[Date Prev][Date Next][Thread Prev][Thread Next][Date Index][Thread Index] [List Home]
Re: [cdt-dev] LLVM Project Blog: A path forward for an LLVM toolchain on Windows


it might also be interesting to look at the qt-creator trials with clang:

I can't find a newer status update.

I don't have any experience with Xcode. I would be interested to read how the indexing speed of Xcode is and whether Xcode is using clang for all indexing or whether they also use a dual approach as planned by qt-creator.


On Wed, Sep 11, 2013 at 10:34 PM, Nathan Ridge <zeratul976@xxxxxxxxxxx> wrote:
> Clang's parsing is indeed significantly slower than the CDT one, on
> order of 5-6 seconds for a typical source file of few hundred lines.

Are you referring to CDT or clang? I find that clang (or any other
compiler) can often take 30-45 seconds to compile a source file,
especially if the code in it is template-heavy.

> Indexing would be particularly sensitive to parsing slowness since it
> would bring us back to the days of full indexer. One possible solution
> to this problem is parsing of many source files in parallel.
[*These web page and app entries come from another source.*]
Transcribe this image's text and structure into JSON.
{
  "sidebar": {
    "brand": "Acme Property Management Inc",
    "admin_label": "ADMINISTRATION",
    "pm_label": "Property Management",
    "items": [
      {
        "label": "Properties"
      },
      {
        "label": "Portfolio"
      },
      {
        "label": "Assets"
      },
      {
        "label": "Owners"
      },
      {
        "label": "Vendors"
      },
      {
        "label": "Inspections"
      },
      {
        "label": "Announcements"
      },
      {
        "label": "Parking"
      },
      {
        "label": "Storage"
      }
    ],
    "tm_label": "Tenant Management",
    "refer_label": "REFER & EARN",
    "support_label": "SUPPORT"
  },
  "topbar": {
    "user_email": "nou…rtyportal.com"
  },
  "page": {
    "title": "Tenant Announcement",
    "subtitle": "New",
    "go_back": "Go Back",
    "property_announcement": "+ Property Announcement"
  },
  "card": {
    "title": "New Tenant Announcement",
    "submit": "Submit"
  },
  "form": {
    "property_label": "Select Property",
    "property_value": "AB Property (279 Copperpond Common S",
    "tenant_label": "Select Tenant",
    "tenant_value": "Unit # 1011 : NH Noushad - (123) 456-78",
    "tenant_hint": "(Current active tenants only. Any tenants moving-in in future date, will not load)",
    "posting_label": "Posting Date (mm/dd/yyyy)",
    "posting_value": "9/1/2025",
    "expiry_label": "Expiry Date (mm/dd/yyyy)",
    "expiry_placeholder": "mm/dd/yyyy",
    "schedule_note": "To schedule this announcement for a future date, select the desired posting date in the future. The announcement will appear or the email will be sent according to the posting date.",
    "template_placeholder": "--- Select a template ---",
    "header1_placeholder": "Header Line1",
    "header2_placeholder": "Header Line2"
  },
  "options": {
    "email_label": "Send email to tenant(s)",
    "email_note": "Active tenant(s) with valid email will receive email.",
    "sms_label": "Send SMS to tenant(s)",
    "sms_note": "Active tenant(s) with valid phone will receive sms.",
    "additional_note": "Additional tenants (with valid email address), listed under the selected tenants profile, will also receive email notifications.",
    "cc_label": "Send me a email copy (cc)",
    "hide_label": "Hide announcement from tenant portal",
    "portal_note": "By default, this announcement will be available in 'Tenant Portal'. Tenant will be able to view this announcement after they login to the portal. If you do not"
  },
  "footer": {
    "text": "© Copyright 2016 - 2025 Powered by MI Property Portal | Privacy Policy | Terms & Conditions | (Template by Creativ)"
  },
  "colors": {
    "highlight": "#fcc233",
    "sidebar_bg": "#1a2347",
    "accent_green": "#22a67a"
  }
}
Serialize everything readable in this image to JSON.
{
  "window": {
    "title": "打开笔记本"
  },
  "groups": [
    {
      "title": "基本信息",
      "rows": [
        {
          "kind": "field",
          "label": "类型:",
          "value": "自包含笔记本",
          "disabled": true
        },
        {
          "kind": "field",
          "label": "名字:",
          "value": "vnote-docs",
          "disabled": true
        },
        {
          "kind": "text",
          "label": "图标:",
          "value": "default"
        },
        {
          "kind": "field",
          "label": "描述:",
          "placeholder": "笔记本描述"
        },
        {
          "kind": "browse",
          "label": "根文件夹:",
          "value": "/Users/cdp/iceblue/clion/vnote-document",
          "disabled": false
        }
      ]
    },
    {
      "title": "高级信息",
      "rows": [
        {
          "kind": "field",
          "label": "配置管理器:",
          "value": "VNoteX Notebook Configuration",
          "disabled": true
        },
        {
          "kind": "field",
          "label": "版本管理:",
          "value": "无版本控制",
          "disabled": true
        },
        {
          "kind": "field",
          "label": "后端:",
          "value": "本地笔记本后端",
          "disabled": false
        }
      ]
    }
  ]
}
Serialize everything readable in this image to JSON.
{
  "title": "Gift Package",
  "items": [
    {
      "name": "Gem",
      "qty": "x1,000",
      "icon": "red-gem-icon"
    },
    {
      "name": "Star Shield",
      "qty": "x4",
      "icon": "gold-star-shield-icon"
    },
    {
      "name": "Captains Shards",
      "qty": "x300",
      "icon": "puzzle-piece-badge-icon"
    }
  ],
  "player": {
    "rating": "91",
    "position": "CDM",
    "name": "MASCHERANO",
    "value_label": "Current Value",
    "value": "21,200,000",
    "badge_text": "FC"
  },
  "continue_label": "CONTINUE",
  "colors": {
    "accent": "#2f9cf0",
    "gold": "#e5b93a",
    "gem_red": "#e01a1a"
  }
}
If we assume that the amount of time taken to parse/compile a file
or translation unit is proportional to the number of lines of code
in it, then the difference betwen indexing by running the compiler
on every translation unit (the hypothetical clang way) versus
indexing by parsing each file (the current CDT way) is roughly the
ratio of the number of lines in the average translation unit (T) to
the number of lines in the average source file (F).

I'd say typical numbers are T being in the tens of thousands of
lines, and F being hundreds of lines, so we are looking at a
factor of ~100 difference. You'd need a lot of parallelism to
overcome that.

Think of a large C++ project you worked on recently. How long
did it take to do a full (clean), parallel build of it? (That's
about how long clang-based indexing would take. Not quite as
much since clang wouldn't be doing the optimization and code
generation phases, but on that order of magnitude). How long
did it take for CDT to index it the first time? In my experience,
indexing is much faster - and that's with a non-parallel indexer
written in Java, compared to a highly runtime- and memory-
optimized C++ compiler being run in parallel.

More importantly, even if parallelism brings down the amount
of time required to index all translation units in a project,
it doesn't bring down the amount of time required to index a
single translation unit. That means that the amount of time
between you writing a line of code, and the IDE underlining
errors in it (or semantically coloring it, or allowing you
to perform an 'Open Declaration' or a refactoring on it, or
whatever else) will be the amount of time it takes to
recompile the translation unit - a lot more time than it
does now.

cdt-dev mailing list

ORNL/UT Center for Molecular Biophysics
865-241-1537, ORNL PO BOX 2008 MS6309

Back to the top